Multiplier 1 can multiply together any two modulation sources, whether they are polyphonic or monophonic. Multiplier 2 can multiply together any two monophonic sources. For example, the M2 unit can multiply pitch bend by an LFO. Then the M2 source provides an LFO modulation source whose amount of modulation may be controlled by pitch bend.

Each multiplier panel has the following controls:

A

Selects the source A, which may be any polyphonic or monophonic source listed in the above tables. In addition, pitch tracking is available as a source; pitch tracking has a value between 0 and 1, with center pitch taken from the global pitch control panel.

To reduce CPU usage slightly, select the FIX source.

B

Selects the source B, same as for source A.

Exp

Each source may be exponentiated by turning on its respective exp button. An exponentiated source is simply the source value multiplied by itself (squared). Exponentiation is performed after scaling (by the scale factor) but before the two sources are multiplied together. If you just wish to exponentiate one source and not multiply it by another source value, then turn on exp for one source and select FIX for the other source.

Scale

Source A and source B may each be scaled by any factor. (Of course if neither A nor B is exponentiated, then the output is simply A*B*Ascale*Bscale).

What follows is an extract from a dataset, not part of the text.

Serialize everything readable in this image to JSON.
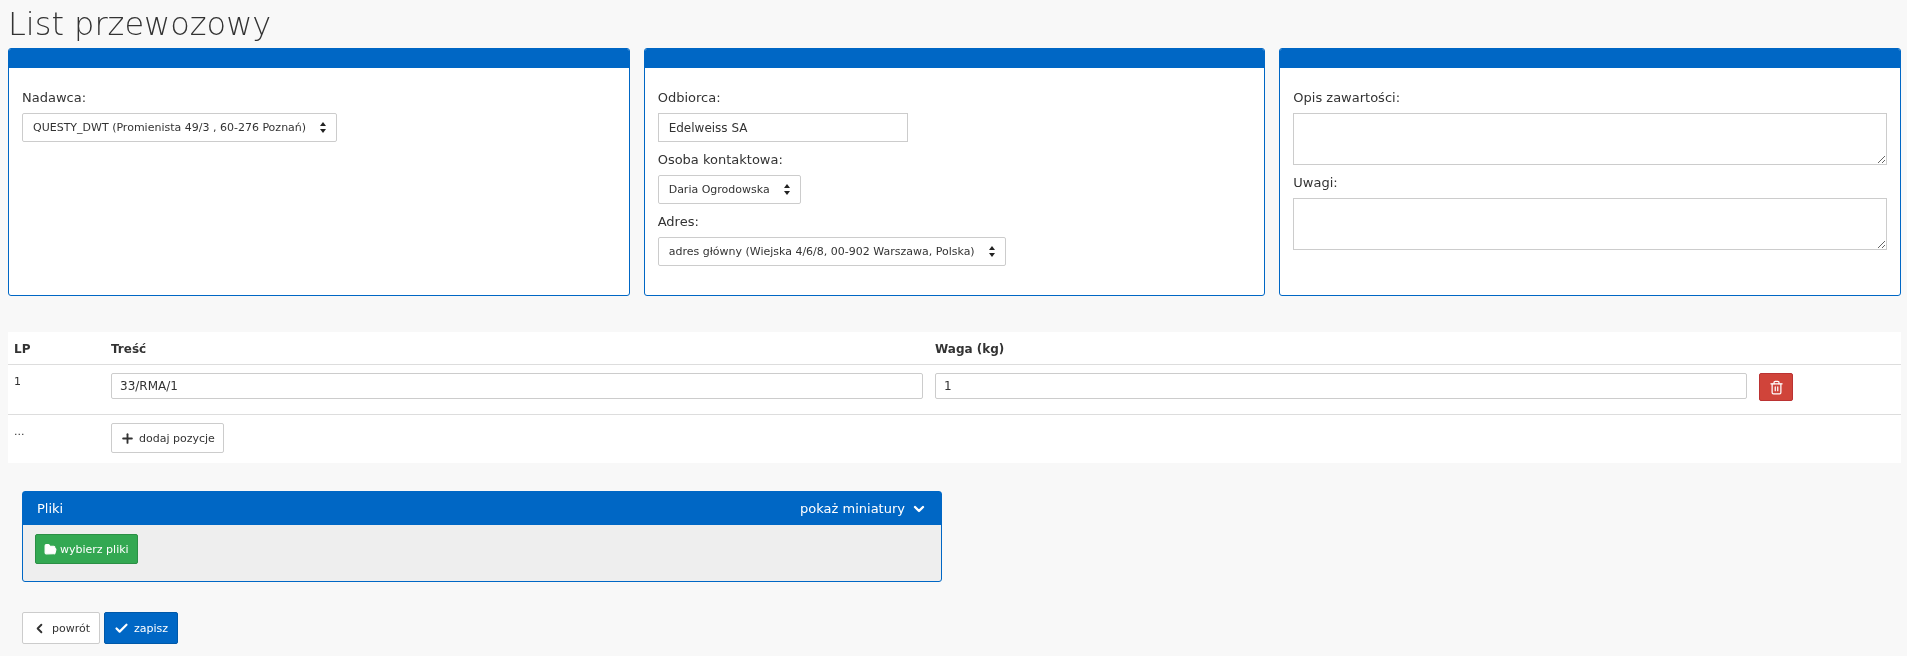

Note: Be careful if using the matrix multiplier with the Osc3 contour or osc3 sync sources, because it is possible to set up an infinite loop that will crash Reaktor. For example, if a multiplier source is set as O3C, and one of the osc3 contour modulation sources is the matrix multiplier itself, then the events loop infinitely between the multiplier and O3C. (If you're concerned about this, you can delete the connection to O3C and O3S from the matrix multiplier's source connections, but sometimes this routing may be useful, so the connection is left in the current instrument structure).